So far no outbreaks have been reported at zoos, but there have been wild birds found dead that had highly contagious and potentially deadly avian influenza.
Zoos across North America are moving their birds indoors and away from people and wildlife as they try to protect them from the highly contagious and potentially deadly avian influenza.
Penguins may be the only birds visitors to many zoos can see right now, because they already are kept inside and usually protected behind glass in their exhibits, making it harder for the bird flu to reach them.
Nearly 23 million chickens and turkeys have already been killed across the United States to limit the spread of the virus, and zoos are working hard to prevent any of their birds from meeting the same fate. It would be especially upsetting for zoos to have to kill any of the endangered or threatened species in their care.
"It would be extremely devastating," said Maria Franke, who is the manager of welfare science at Toronto Zoo, which has less than two dozen Loggerhead Shrike songbirds that it's breeding with the hope of reintroducing them into the wild.
"We take amazing care and the welfare and well being of our animals is the utmost importance. There’s a lot of staff that has close connections with the animals that they care for here at the zoo."

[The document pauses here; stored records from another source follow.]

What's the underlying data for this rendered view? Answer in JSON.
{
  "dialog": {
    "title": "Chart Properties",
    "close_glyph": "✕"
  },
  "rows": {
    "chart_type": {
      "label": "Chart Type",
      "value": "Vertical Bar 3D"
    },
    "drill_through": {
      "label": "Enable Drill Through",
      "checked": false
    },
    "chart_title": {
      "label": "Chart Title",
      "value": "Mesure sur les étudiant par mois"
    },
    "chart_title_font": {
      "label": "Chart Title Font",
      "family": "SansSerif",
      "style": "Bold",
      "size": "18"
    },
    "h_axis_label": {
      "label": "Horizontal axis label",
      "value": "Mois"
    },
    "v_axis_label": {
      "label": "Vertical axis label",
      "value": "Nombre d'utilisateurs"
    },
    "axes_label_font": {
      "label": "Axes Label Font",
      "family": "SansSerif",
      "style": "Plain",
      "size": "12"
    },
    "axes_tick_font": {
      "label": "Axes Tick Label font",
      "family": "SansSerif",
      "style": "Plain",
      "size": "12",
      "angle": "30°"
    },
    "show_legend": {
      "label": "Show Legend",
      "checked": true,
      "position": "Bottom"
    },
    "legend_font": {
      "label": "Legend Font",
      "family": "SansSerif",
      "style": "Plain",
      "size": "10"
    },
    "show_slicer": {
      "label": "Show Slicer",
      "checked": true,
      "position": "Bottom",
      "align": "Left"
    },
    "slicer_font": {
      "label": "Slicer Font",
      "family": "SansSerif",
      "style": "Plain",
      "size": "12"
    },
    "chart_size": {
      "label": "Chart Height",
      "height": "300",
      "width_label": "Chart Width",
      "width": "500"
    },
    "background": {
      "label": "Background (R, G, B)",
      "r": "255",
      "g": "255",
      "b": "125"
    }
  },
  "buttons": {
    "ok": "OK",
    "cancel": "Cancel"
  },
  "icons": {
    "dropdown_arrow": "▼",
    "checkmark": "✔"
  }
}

Toronto Zoo workers are adding roofs to some outdoor bird exhibits and double-checking the mesh surrounding enclosures to ensure it will keep wild birds out.
Birds shed the virus through their droppings and nasal discharge.
Experts say it can be spread through contaminated equipment, clothing, boots and vehicles carrying supplies. Research has shown that small birds that squeeze into zoo exhibits or buildings can also spread the flu, and that mice can even track it inside.
So far, no outbreaks have been reported at zoos, but there have been wild birds found dead that had the flu.
When bird flu cases are found in poultry, officials order the entire flock to be killed because the virus is so contagious. However, the US Department of Agriculture has indicated that zoos might be able to avoid that by isolating infected birds and possibly euthanising a small number of them.
Sarah Woodhouse, director of animal health at Omaha's Henry Doorly Zoo and Aquarium, said she is optimistic after talking with state and federal regulators.
"They all agree that ordering us to depopulate a large part of our collection would be the absolute last-ditch effort. So they’re really interested in working with us to see what we can do to make sure that we’re not going to spread the disease while also being able to take care of our birds and not have to euthanise," Woodhouse said.
Among the precautions zoos are taking is to keep birds in smaller groups so that if a case is found, only a few would be affected. The USDA and state veterinarians would make the final decision about which birds had to be killed.
"Euthanasia is really the only way to keep it from spreading," said Luis Padilla, who is vice president of animal collections at the Saint Louis Zoo. “That's why we have so many of these very proactive measures in place.”
The National Aviary in Pittsburgh — the nation's largest —- is providing individual health checks for each of its roughly 500 birds.
Kansas City Zoo CEO Sean Putney said he’s heard a few complaints from visitors, but most people seem OK with not getting to see some birds.
No human cases have been found in the US, according to the Centers for Disease Control and Prevention.